__Your goal__:
Every entry below should appear in the answer exactly as written, apart from the pictures.

-- Extracted material follows --

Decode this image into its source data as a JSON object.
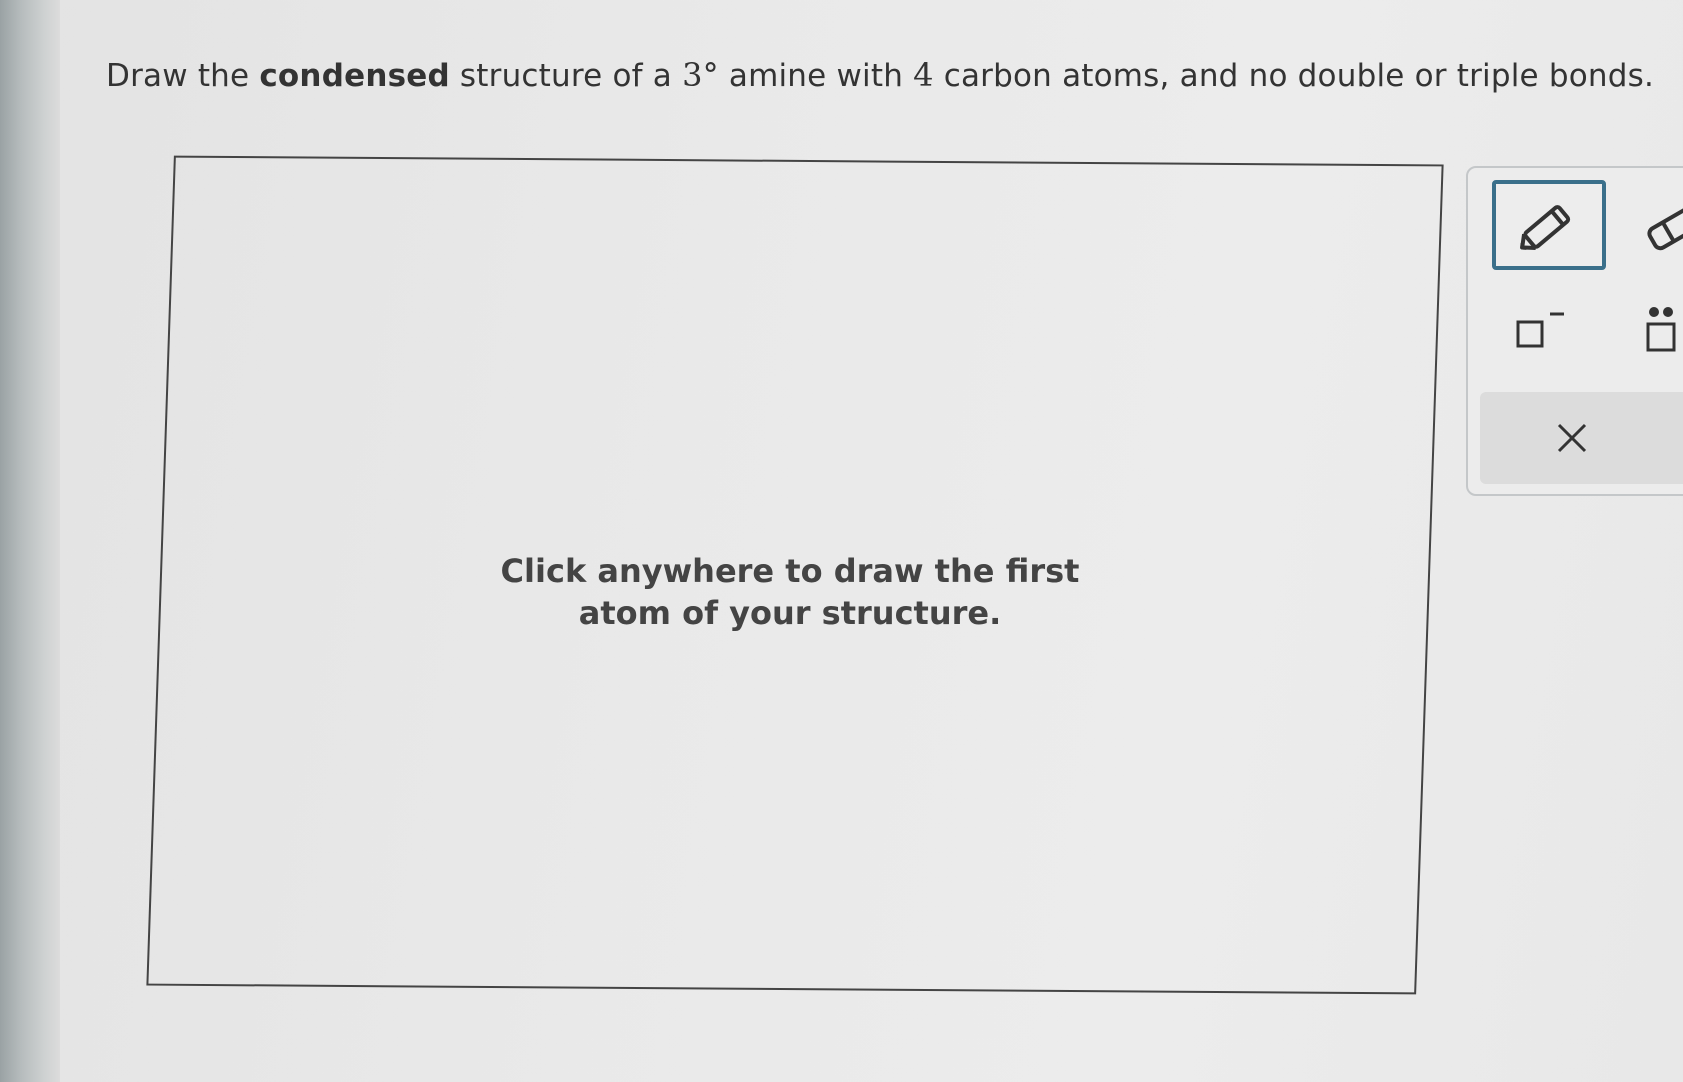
{
  "question": {
    "prefix": "Draw the",
    "bold": "condensed",
    "middle": "structure of a",
    "degree_num": "3",
    "degree_sign": "°",
    "after_degree": "amine with",
    "carbon_num": "4",
    "suffix": "carbon atoms, and no double or triple bonds."
  },
  "canvas": {
    "hint_line1": "Click anywhere to draw the first",
    "hint_line2": "atom of your structure."
  },
  "toolbar": {
    "tools": [
      {
        "name": "pencil-icon",
        "selected": true
      },
      {
        "name": "eraser-icon",
        "selected": false
      },
      {
        "name": "negative-charge-icon",
        "selected": false
      },
      {
        "name": "lone-pair-icon",
        "selected": false
      },
      {
        "name": "close-icon",
        "selected": false
      }
    ],
    "accent_color": "#3a6f8a"
  }
}
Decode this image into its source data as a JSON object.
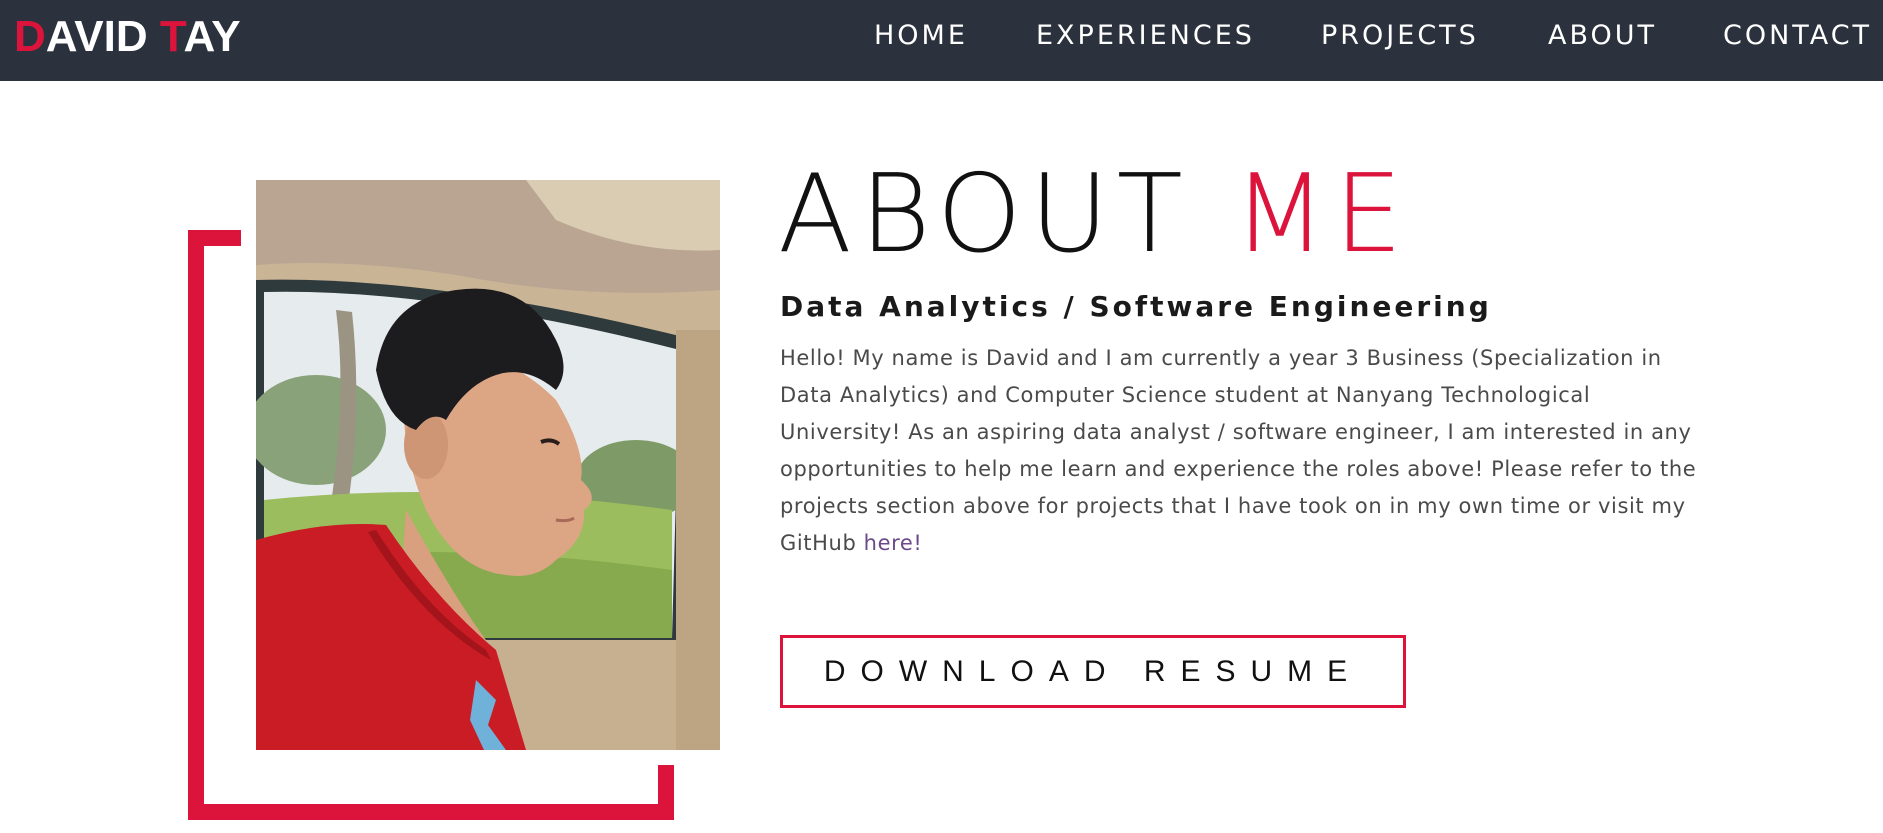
{
  "navbar": {
    "logo": {
      "first_initial": "D",
      "first_rest": "AVID ",
      "last_initial": "T",
      "last_rest": "AY"
    },
    "links": [
      "HOME",
      "EXPERIENCES",
      "PROJECTS",
      "ABOUT",
      "CONTACT"
    ]
  },
  "about": {
    "title_main": "ABOUT ",
    "title_accent": "ME",
    "subtitle": "Data Analytics / Software Engineering",
    "bio_text": "Hello! My name is David and I am currently a year 3 Business (Specialization in Data Analytics) and Computer Science student at Nanyang Technological University! As an aspiring data analyst / software engineer, I am interested in any opportunities to help me learn and experience the roles above! Please refer to the projects section above for projects that I have took on in my own time or visit my GitHub ",
    "bio_link": "here!",
    "resume_button": "DOWNLOAD RESUME"
  },
  "colors": {
    "accent": "#dc143c",
    "navbar_bg": "#2b323d",
    "link": "#6b4a8a"
  }
}
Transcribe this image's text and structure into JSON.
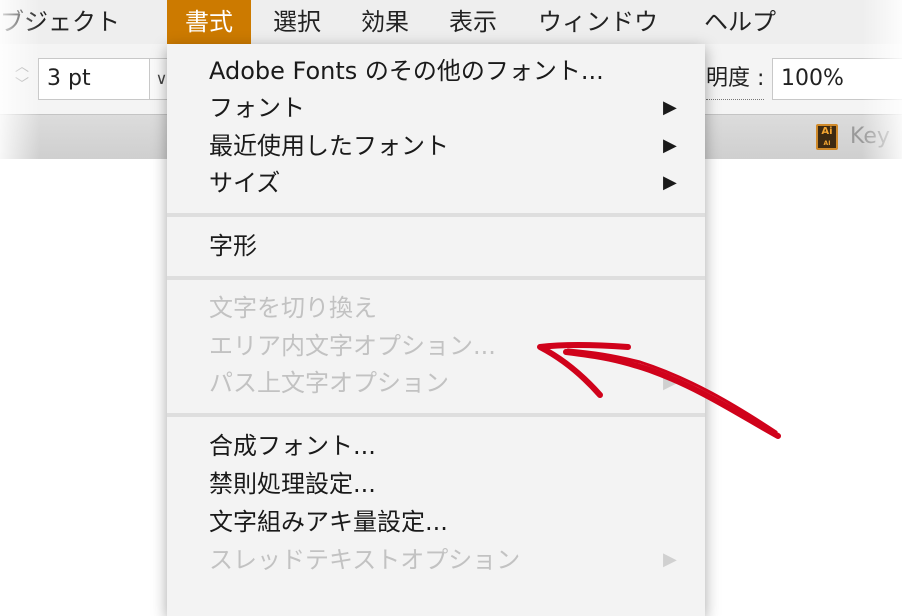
{
  "menubar": {
    "items": [
      "ブジェクト",
      "書式",
      "選択",
      "効果",
      "表示",
      "ウィンドウ",
      "ヘルプ"
    ],
    "active": "書式",
    "accent": "#cc7a00"
  },
  "toolbar": {
    "stroke_value": "3 pt",
    "opacity_label": "明度 :",
    "opacity_value": "100%"
  },
  "tab": {
    "icon_text": "Ai",
    "label": "Key"
  },
  "menu": {
    "items": [
      {
        "label": "Adobe Fonts のその他のフォント...",
        "enabled": true,
        "submenu": false
      },
      {
        "label": "フォント",
        "enabled": true,
        "submenu": true
      },
      {
        "label": "最近使用したフォント",
        "enabled": true,
        "submenu": true
      },
      {
        "label": "サイズ",
        "enabled": true,
        "submenu": true
      },
      {
        "label": "字形",
        "enabled": true,
        "submenu": false
      },
      {
        "label": "文字を切り換え",
        "enabled": false,
        "submenu": false
      },
      {
        "label": "エリア内文字オプション...",
        "enabled": false,
        "submenu": false
      },
      {
        "label": "パス上文字オプション",
        "enabled": false,
        "submenu": true
      },
      {
        "label": "合成フォント...",
        "enabled": true,
        "submenu": false
      },
      {
        "label": "禁則処理設定...",
        "enabled": true,
        "submenu": false
      },
      {
        "label": "文字組みアキ量設定...",
        "enabled": true,
        "submenu": false
      },
      {
        "label": "スレッドテキストオプション",
        "enabled": false,
        "submenu": true
      }
    ],
    "arrow_glyph": "▶"
  },
  "annotation": {
    "type": "arrow",
    "color": "#d0021b"
  }
}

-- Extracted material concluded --

__Answer below__:
Decode this image into its source data as a JSON object.
{
  "question": {
    "prefix": "Draw the",
    "bold": "condensed",
    "middle": "structure of a",
    "degree_num": "3",
    "degree_sign": "°",
    "after_degree": "amine with",
    "carbon_num": "4",
    "suffix": "carbon atoms, and no double or triple bonds."
  },
  "canvas": {
    "hint_line1": "Click anywhere to draw the first",
    "hint_line2": "atom of your structure."
  },
  "toolbar": {
    "tools": [
      {
        "name": "pencil-icon",
        "selected": true
      },
      {
        "name": "eraser-icon",
        "selected": false
      },
      {
        "name": "negative-charge-icon",
        "selected": false
      },
      {
        "name": "lone-pair-icon",
        "selected": false
      },
      {
        "name": "close-icon",
        "selected": false
      }
    ],
    "accent_color": "#3a6f8a"
  }
}
Decode this image into its source data as a JSON object.
{
  "navbar": {
    "logo": {
      "first_initial": "D",
      "first_rest": "AVID ",
      "last_initial": "T",
      "last_rest": "AY"
    },
    "links": [
      "HOME",
      "EXPERIENCES",
      "PROJECTS",
      "ABOUT",
      "CONTACT"
    ]
  },
  "about": {
    "title_main": "ABOUT ",
    "title_accent": "ME",
    "subtitle": "Data Analytics / Software Engineering",
    "bio_text": "Hello! My name is David and I am currently a year 3 Business (Specialization in Data Analytics) and Computer Science student at Nanyang Technological University! As an aspiring data analyst / software engineer, I am interested in any opportunities to help me learn and experience the roles above! Please refer to the projects section above for projects that I have took on in my own time or visit my GitHub ",
    "bio_link": "here!",
    "resume_button": "DOWNLOAD RESUME"
  },
  "colors": {
    "accent": "#dc143c",
    "navbar_bg": "#2b323d",
    "link": "#6b4a8a"
  }
}
Transcribe this image's text and structure into JSON.
{
  "menubar": {
    "items": [
      "ブジェクト",
      "書式",
      "選択",
      "効果",
      "表示",
      "ウィンドウ",
      "ヘルプ"
    ],
    "active": "書式",
    "accent": "#cc7a00"
  },
  "toolbar": {
    "stroke_value": "3 pt",
    "opacity_label": "明度 :",
    "opacity_value": "100%"
  },
  "tab": {
    "icon_text": "Ai",
    "label": "Key"
  },
  "menu": {
    "items": [
      {
        "label": "Adobe Fonts のその他のフォント...",
        "enabled": true,
        "submenu": false
      },
      {
        "label": "フォント",
        "enabled": true,
        "submenu": true
      },
      {
        "label": "最近使用したフォント",
        "enabled": true,
        "submenu": true
      },
      {
        "label": "サイズ",
        "enabled": true,
        "submenu": true
      },
      {
        "label": "字形",
        "enabled": true,
        "submenu": false
      },
      {
        "label": "文字を切り換え",
        "enabled": false,
        "submenu": false
      },
      {
        "label": "エリア内文字オプション...",
        "enabled": false,
        "submenu": false
      },
      {
        "label": "パス上文字オプション",
        "enabled": false,
        "submenu": true
      },
      {
        "label": "合成フォント...",
        "enabled": true,
        "submenu": false
      },
      {
        "label": "禁則処理設定...",
        "enabled": true,
        "submenu": false
      },
      {
        "label": "文字組みアキ量設定...",
        "enabled": true,
        "submenu": false
      },
      {
        "label": "スレッドテキストオプション",
        "enabled": false,
        "submenu": true
      }
    ],
    "arrow_glyph": "▶"
  },
  "annotation": {
    "type": "arrow",
    "color": "#d0021b"
  }
}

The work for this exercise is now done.